The Hope Chest

The Hope Chest, LaGrange, IL, USA

A group of busy women were looking for efficient ways to raise money for our favorite charity:  the Constance Morris House, a Chicago area shelter for victims of domestic violence.  We had tired of exhausting raffles and holiday events.  But what else could we do??   “Perhaps a second-hand clothing shop?,”  someone suggested — “something sustainable rather than multiple whirlwind events?”  We thought it was a fabulous idea! Continue reading

A Malvern Hills Ramble – Sustained by Hearty Granola

Earthworks at British Camp, Malvern Hills

Earthworks at the British Camp, Malvern Hills, England

If the word “ramble” brings to mind someone droning on without focus, you are probably not English.  In England and elsewhere in the United Kingdom, a “ramble” is a walk. One “rambles” the public rights of way that lace through the UK countryside – paths established before the days of Downton Abbey.  And, like many things English, time has done little to change them.   Continue reading

Lille – A Macaron Mecca

Lille, France

Lille, France

Wandering the streets of Lille, you begin to wonder how this small French city sustains a patisserie on virtually every corner. Are the locals required to eat in a patisserie as least once daily? Or is it because the window displays look so good that it is impossible to resist the treats within??  Or is it that Lille is the home of Paul, the famous French pastry shop?
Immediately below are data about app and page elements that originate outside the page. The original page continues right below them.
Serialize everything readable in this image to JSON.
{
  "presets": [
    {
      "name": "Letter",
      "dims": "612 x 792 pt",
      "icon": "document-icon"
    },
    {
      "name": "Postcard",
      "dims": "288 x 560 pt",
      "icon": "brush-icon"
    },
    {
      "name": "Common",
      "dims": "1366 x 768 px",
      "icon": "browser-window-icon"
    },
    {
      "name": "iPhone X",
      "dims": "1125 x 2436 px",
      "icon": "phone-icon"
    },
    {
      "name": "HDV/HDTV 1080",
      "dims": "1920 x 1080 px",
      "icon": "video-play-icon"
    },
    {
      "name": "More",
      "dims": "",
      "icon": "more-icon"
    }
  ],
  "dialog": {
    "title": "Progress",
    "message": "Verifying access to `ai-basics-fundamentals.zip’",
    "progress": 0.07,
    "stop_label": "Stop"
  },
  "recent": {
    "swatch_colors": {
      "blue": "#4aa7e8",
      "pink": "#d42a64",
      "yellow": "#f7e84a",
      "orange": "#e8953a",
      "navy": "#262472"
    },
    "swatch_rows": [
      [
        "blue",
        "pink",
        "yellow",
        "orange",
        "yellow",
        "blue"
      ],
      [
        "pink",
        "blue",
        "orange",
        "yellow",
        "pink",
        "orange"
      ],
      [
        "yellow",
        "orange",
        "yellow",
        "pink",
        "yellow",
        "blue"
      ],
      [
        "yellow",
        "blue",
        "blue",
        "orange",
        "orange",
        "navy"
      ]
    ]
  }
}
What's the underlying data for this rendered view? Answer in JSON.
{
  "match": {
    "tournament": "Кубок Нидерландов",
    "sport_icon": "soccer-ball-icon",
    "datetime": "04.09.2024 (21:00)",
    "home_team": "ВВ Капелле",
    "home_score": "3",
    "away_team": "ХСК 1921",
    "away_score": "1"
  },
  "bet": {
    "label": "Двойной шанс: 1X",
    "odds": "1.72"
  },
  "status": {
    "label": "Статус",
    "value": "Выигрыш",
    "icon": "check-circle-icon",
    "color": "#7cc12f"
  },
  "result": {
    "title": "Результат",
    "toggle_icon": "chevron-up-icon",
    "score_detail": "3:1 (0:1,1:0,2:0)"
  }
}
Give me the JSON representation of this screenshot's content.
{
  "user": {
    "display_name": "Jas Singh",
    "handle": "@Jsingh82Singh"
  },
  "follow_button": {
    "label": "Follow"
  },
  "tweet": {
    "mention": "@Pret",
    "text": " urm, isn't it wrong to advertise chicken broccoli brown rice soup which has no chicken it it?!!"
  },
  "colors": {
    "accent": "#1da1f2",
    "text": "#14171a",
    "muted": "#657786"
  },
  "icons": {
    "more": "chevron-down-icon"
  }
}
Or is it the colorful and ubiquitous macaron that weakens ones resolve?? Continue reading